Morgan (49) Ó Muireagáin. Can be a Welsh name but it can been used to anglicise a number of Irish surnames including Ó Murcháin agus Ó Muireagáin. The evidence points to Morgan being used to anglicise Ó Muireagáin in South Down and in South Armagh. Pron. "ă mŭr′-ă-Găan" in S Armagh (SÓhA via Ó Duibhín).
Fitzpatrick (46) Mac Giolla Phádraig. "The only Fitz name of Gaelic-Irish origin" according to MacLysaght. Mac Giolla Phádraig means 'son if a devotee of St. Patrick'.
O'Hagan (43) Ó hAgáin. Two distinct Gaelic surnames have been anglicised as O'Hagan. Ó hAgáin which is a venacular form of Ó hÓgáin and Ó hAodhagáin 'descendent of little Aodh'.
McPoland (35) Mac Póilín (pron. Mac Póilin) The McPolins originally anglicised their name to 'Poland' but this form went out of fashion. The name means 'son of little Paul'.

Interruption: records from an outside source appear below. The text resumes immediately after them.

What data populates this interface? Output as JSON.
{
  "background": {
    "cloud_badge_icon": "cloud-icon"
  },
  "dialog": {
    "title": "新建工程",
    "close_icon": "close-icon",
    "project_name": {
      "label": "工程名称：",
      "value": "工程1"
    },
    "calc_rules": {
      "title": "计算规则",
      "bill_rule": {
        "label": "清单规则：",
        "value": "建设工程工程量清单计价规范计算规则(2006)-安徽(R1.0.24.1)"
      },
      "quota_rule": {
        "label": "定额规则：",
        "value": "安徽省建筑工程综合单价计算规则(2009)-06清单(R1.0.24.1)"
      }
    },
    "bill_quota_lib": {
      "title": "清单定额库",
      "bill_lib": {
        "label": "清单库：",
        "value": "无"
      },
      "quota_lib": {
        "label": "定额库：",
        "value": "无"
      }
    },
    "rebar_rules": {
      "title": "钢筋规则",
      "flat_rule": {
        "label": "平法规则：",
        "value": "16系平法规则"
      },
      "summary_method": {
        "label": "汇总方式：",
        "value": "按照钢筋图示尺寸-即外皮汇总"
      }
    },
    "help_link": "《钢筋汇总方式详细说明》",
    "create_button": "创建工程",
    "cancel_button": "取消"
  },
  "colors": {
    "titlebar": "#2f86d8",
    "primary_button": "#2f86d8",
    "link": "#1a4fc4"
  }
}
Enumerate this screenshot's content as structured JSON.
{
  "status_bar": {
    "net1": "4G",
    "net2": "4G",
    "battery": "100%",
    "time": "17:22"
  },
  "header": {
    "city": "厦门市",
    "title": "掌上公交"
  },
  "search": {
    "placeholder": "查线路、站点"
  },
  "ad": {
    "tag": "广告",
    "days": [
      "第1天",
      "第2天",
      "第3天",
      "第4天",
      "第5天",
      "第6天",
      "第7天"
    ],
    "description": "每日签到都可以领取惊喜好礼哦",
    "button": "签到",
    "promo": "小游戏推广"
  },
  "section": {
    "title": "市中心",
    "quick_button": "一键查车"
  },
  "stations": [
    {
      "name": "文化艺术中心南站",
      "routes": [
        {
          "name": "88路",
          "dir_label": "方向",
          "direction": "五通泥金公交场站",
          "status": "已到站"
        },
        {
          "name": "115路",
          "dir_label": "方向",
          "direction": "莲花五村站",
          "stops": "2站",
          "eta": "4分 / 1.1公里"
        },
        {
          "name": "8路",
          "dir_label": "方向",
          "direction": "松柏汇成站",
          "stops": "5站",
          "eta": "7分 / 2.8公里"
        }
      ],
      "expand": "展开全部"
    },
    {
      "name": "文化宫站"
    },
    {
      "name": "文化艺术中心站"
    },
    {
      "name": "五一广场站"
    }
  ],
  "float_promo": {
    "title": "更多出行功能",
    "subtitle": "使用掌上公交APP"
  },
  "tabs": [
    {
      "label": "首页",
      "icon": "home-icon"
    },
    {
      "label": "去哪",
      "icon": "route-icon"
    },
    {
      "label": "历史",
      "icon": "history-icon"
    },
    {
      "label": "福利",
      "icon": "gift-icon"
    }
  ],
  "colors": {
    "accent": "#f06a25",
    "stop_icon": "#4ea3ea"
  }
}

Grant (33) Mac Gránna. Whilst Grant is normally of Scottish origins in Ulster and commonly thought off as a non native name and occasionaly gaelicised as de Grannd. However, the evidence suggested that the Grants of South Down are Mac Gránna, pronounced 'wah-Graa′-nă' in South Armagh were it is anglicised as McGrane.
Branagan (22) Ó Branagáin. Ó Branagáin means 'descendent of little Bran'. Bran means 'raven'.
Fagan (22) Ó Faodhagáin. More commonly anglicised as Fegan in Clonduff today. Ó Faodhagáin means 'son of little Aodh'.
Brady (21) Mac Brádaigh. Mac Brádaigh means 'son of Brádach'
McGinn (19) Mag Fhinn. Mag Fhinn means 'son of Fionn'. Fionn meaning 'fair-haired'.